● PROBLEM TO WORK ON: Write out the line that contains "What data populates", then every following line to the end of the records below, with no other lines and no changes.

[Dataset rows for apps and sites]
★ ★ ★ ★ ★ ★ ★

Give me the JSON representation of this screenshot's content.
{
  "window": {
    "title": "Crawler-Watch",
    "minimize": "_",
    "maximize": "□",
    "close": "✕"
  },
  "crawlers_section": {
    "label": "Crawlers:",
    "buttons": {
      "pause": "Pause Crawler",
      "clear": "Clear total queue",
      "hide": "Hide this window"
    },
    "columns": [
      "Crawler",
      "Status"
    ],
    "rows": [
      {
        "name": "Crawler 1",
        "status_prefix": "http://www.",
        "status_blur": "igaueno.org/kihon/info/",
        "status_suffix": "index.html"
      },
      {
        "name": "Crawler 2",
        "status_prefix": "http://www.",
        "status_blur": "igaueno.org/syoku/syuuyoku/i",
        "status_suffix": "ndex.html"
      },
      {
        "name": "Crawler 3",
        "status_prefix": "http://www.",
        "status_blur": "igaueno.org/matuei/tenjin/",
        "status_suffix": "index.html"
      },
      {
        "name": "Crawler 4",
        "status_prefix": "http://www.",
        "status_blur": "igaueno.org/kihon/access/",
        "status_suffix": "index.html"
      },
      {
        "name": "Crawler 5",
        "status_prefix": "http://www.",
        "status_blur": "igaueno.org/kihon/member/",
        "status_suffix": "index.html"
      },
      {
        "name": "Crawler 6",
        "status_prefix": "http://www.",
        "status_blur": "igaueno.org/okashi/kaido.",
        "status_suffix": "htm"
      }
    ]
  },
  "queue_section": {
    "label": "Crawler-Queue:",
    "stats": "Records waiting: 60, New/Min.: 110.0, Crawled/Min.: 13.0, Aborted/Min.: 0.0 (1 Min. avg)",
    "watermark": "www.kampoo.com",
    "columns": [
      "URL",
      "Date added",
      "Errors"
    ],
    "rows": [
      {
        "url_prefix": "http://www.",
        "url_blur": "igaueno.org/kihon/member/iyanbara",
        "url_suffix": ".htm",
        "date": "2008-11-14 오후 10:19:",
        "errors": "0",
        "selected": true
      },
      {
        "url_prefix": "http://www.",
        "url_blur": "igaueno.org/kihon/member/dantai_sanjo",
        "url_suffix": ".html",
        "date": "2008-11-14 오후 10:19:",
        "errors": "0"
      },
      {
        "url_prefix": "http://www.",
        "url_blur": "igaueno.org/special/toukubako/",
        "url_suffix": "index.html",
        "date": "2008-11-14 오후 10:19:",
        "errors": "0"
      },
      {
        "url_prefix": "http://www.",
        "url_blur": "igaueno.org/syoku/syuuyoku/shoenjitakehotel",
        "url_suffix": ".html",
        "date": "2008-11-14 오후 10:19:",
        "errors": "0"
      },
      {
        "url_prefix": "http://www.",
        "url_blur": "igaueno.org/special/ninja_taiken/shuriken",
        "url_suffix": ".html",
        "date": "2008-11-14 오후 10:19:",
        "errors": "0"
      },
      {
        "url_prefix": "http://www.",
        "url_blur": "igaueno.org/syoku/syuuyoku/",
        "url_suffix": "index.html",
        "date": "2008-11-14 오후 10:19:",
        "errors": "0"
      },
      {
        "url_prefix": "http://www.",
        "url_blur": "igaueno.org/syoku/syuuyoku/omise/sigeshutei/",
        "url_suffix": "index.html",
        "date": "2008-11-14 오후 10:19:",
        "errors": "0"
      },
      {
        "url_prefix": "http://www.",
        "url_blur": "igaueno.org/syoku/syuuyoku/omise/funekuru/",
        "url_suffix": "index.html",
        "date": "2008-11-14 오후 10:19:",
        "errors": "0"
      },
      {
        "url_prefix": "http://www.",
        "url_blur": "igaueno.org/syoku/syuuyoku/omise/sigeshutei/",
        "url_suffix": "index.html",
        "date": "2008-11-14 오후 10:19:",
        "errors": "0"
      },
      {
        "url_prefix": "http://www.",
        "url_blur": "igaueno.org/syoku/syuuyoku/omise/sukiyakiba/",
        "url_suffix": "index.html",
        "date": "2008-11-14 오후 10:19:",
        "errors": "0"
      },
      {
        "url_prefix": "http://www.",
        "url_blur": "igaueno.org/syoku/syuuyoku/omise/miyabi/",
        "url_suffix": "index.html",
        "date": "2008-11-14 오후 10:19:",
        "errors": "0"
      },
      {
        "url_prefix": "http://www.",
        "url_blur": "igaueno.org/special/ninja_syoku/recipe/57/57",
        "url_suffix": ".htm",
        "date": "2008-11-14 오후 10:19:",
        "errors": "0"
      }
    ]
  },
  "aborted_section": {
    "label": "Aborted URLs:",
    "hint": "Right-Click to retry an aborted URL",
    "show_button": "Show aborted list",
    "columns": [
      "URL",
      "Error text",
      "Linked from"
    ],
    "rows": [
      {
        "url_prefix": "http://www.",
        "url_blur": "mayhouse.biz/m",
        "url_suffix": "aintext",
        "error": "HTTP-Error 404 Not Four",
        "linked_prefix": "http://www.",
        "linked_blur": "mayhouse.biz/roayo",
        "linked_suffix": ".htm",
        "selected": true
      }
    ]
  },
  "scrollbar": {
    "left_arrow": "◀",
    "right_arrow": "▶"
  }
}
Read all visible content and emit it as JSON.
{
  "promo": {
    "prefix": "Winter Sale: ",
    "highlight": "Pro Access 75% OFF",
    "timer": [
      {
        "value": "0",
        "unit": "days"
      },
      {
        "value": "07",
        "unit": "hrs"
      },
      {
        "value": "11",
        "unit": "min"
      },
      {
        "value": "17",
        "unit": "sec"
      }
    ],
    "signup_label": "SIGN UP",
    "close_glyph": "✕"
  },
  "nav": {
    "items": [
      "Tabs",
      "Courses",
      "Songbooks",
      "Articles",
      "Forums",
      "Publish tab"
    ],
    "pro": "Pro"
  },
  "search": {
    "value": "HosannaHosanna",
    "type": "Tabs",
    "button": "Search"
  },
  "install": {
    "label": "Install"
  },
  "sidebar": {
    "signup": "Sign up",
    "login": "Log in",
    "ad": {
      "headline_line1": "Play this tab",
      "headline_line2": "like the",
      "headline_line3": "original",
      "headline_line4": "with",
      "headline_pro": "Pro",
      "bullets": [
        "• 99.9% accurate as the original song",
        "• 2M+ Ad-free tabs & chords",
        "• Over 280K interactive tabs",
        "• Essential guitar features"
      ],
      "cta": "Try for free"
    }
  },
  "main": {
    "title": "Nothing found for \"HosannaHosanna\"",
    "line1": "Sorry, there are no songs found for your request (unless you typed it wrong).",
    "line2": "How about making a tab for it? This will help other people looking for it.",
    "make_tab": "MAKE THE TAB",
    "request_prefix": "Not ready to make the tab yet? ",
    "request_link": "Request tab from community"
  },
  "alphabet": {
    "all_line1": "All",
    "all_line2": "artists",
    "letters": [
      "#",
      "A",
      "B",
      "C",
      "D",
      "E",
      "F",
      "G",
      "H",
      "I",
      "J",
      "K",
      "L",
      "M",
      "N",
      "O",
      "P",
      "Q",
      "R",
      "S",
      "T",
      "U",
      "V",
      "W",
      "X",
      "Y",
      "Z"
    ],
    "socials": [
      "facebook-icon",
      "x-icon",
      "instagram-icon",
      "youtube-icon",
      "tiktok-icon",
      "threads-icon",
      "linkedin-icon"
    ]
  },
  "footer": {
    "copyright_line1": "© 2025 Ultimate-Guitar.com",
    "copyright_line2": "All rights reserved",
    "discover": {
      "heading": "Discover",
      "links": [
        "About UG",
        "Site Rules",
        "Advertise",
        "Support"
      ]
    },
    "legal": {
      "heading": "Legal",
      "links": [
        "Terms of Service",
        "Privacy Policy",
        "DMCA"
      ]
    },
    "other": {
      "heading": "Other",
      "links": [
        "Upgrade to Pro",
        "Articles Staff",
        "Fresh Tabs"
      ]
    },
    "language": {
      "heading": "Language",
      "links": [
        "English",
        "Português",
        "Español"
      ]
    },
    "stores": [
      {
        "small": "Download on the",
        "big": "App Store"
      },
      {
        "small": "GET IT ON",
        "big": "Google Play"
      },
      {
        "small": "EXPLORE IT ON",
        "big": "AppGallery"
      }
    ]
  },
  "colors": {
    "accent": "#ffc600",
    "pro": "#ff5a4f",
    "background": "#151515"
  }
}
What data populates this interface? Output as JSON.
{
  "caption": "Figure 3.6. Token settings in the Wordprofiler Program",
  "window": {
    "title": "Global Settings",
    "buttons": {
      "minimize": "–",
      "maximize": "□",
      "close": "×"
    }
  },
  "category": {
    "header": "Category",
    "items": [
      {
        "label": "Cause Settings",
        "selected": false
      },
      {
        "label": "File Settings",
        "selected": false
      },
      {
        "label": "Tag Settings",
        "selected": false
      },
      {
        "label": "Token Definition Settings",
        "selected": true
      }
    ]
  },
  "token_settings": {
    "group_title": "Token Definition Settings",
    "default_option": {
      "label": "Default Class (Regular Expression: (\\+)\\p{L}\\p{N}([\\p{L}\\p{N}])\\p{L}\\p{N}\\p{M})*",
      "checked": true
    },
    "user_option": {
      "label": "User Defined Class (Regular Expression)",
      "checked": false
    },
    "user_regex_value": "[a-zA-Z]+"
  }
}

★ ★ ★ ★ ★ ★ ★

● WRITTEN ANSWER:
What data populates this interface? Output as JSON.
{
  "caption": "Figure 3.6. Token settings in the Wordprofiler Program",
  "window": {
    "title": "Global Settings",
    "buttons": {
      "minimize": "–",
      "maximize": "□",
      "close": "×"
    }
  },
  "category": {
    "header": "Category",
    "items": [
      {
        "label": "Cause Settings",
        "selected": false
      },
      {
        "label": "File Settings",
        "selected": false
      },
      {
        "label": "Tag Settings",
        "selected": false
      },
      {
        "label": "Token Definition Settings",
        "selected": true
      }
    ]
  },
  "token_settings": {
    "group_title": "Token Definition Settings",
    "default_option": {
      "label": "Default Class (Regular Expression: (\\+)\\p{L}\\p{N}([\\p{L}\\p{N}])\\p{L}\\p{N}\\p{M})*",
      "checked": true
    },
    "user_option": {
      "label": "User Defined Class (Regular Expression)",
      "checked": false
    },
    "user_regex_value": "[a-zA-Z]+"
  }
}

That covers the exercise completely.